The consequences of these discriminatory practices have been significant for LGBTQ+ veterans. Denied access to full benefits such as healthcare, VA loan programs, tuition assistance, and employment opportunities, many have faced emotional and financial hardship. Furthermore, the U.S. military has failed to rectify cases in which service members were wrongfully convicted and burdened with felony records due to their involvement in same-sex relationships.
Elizabeth Kristen, the director of Legal Aid At Work’s Gender Equity & LGBTQ Rights Program, emphasized the significance of the figures, stating that they “confirm the magnitude of discrimination and injustice suffered by so many service members.” Kristen also highlighted the detrimental impact of receiving a discharge status less than honorable, which deprives these veterans of the benefits entitled to other service members.
The release of this data follows a comprehensive six-month investigation by CBS News, which further exposed the challenges faced by LGBTQ+ veterans.
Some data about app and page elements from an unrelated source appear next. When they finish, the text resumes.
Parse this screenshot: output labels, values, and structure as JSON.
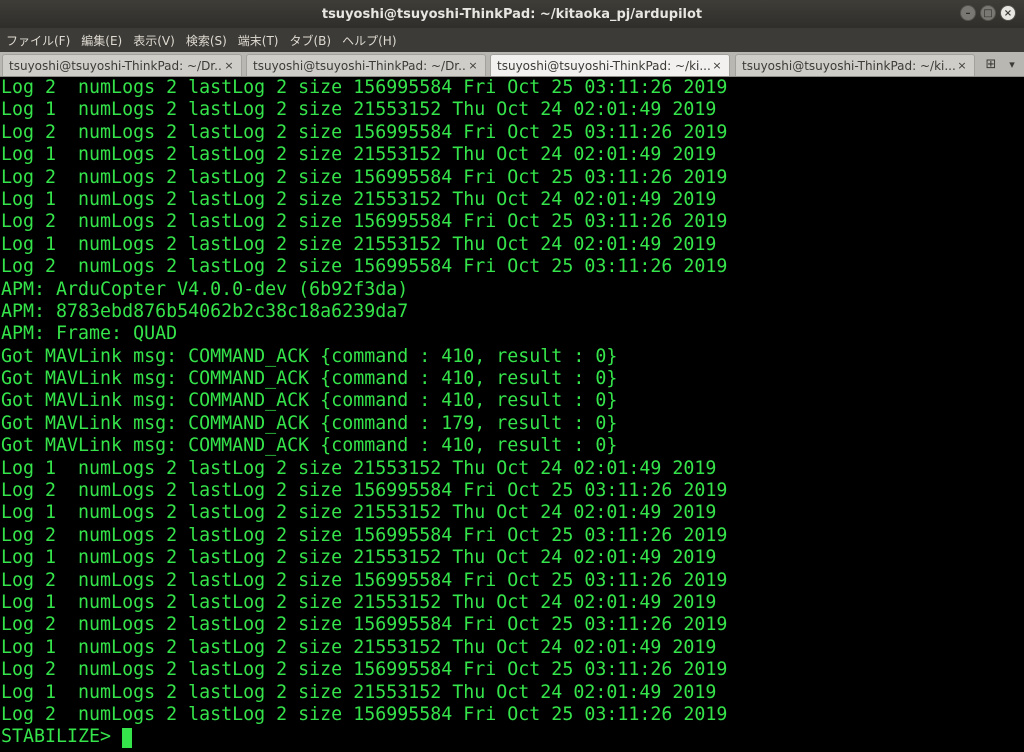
{
  "window": {
    "title": "tsuyoshi@tsuyoshi-ThinkPad: ~/kitaoka_pj/ardupilot",
    "minimize_glyph": "–",
    "maximize_glyph": "□",
    "close_glyph": "×"
  },
  "menu": {
    "items": [
      "ファイル(F)",
      "編集(E)",
      "表示(V)",
      "検索(S)",
      "端末(T)",
      "タブ(B)",
      "ヘルプ(H)"
    ]
  },
  "tabs": [
    {
      "label": "tsuyoshi@tsuyoshi-ThinkPad: ~/Dr...",
      "active": false
    },
    {
      "label": "tsuyoshi@tsuyoshi-ThinkPad: ~/Dr...",
      "active": false
    },
    {
      "label": "tsuyoshi@tsuyoshi-ThinkPad: ~/ki...",
      "active": true
    },
    {
      "label": "tsuyoshi@tsuyoshi-ThinkPad: ~/ki...",
      "active": false
    }
  ],
  "tab_close_glyph": "×",
  "tab_new_glyph": "⊞",
  "tab_menu_glyph": "▾",
  "terminal": {
    "lines": [
      "Log 2  numLogs 2 lastLog 2 size 156995584 Fri Oct 25 03:11:26 2019",
      "Log 1  numLogs 2 lastLog 2 size 21553152 Thu Oct 24 02:01:49 2019",
      "Log 2  numLogs 2 lastLog 2 size 156995584 Fri Oct 25 03:11:26 2019",
      "Log 1  numLogs 2 lastLog 2 size 21553152 Thu Oct 24 02:01:49 2019",
      "Log 2  numLogs 2 lastLog 2 size 156995584 Fri Oct 25 03:11:26 2019",
      "Log 1  numLogs 2 lastLog 2 size 21553152 Thu Oct 24 02:01:49 2019",
      "Log 2  numLogs 2 lastLog 2 size 156995584 Fri Oct 25 03:11:26 2019",
      "Log 1  numLogs 2 lastLog 2 size 21553152 Thu Oct 24 02:01:49 2019",
      "Log 2  numLogs 2 lastLog 2 size 156995584 Fri Oct 25 03:11:26 2019",
      "APM: ArduCopter V4.0.0-dev (6b92f3da)",
      "APM: 8783ebd876b54062b2c38c18a6239da7",
      "APM: Frame: QUAD",
      "Got MAVLink msg: COMMAND_ACK {command : 410, result : 0}",
      "Got MAVLink msg: COMMAND_ACK {command : 410, result : 0}",
      "Got MAVLink msg: COMMAND_ACK {command : 410, result : 0}",
      "Got MAVLink msg: COMMAND_ACK {command : 179, result : 0}",
      "Got MAVLink msg: COMMAND_ACK {command : 410, result : 0}",
      "Log 1  numLogs 2 lastLog 2 size 21553152 Thu Oct 24 02:01:49 2019",
      "Log 2  numLogs 2 lastLog 2 size 156995584 Fri Oct 25 03:11:26 2019",
      "Log 1  numLogs 2 lastLog 2 size 21553152 Thu Oct 24 02:01:49 2019",
      "Log 2  numLogs 2 lastLog 2 size 156995584 Fri Oct 25 03:11:26 2019",
      "Log 1  numLogs 2 lastLog 2 size 21553152 Thu Oct 24 02:01:49 2019",
      "Log 2  numLogs 2 lastLog 2 size 156995584 Fri Oct 25 03:11:26 2019",
      "Log 1  numLogs 2 lastLog 2 size 21553152 Thu Oct 24 02:01:49 2019",
      "Log 2  numLogs 2 lastLog 2 size 156995584 Fri Oct 25 03:11:26 2019",
      "Log 1  numLogs 2 lastLog 2 size 21553152 Thu Oct 24 02:01:49 2019",
      "Log 2  numLogs 2 lastLog 2 size 156995584 Fri Oct 25 03:11:26 2019",
      "Log 1  numLogs 2 lastLog 2 size 21553152 Thu Oct 24 02:01:49 2019",
      "Log 2  numLogs 2 lastLog 2 size 156995584 Fri Oct 25 03:11:26 2019"
    ],
    "prompt": "STABILIZE>",
    "text_color": "#35e34a",
    "background_color": "#000000"
  }
}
Only a fraction of these veterans, approximately 1,375, have successfully obtained relief through discharge upgrades or corrections to their records.
In response to these revelations, the Defense Department stated its efforts to inform veterans of the process to correct any errors or injustices in their military records. Advocacy groups, including the Human Rights Campaign, have called for a reevaluation of the discharge upgrade process, urging the Pentagon to address the bias and discrimination embedded in military practices.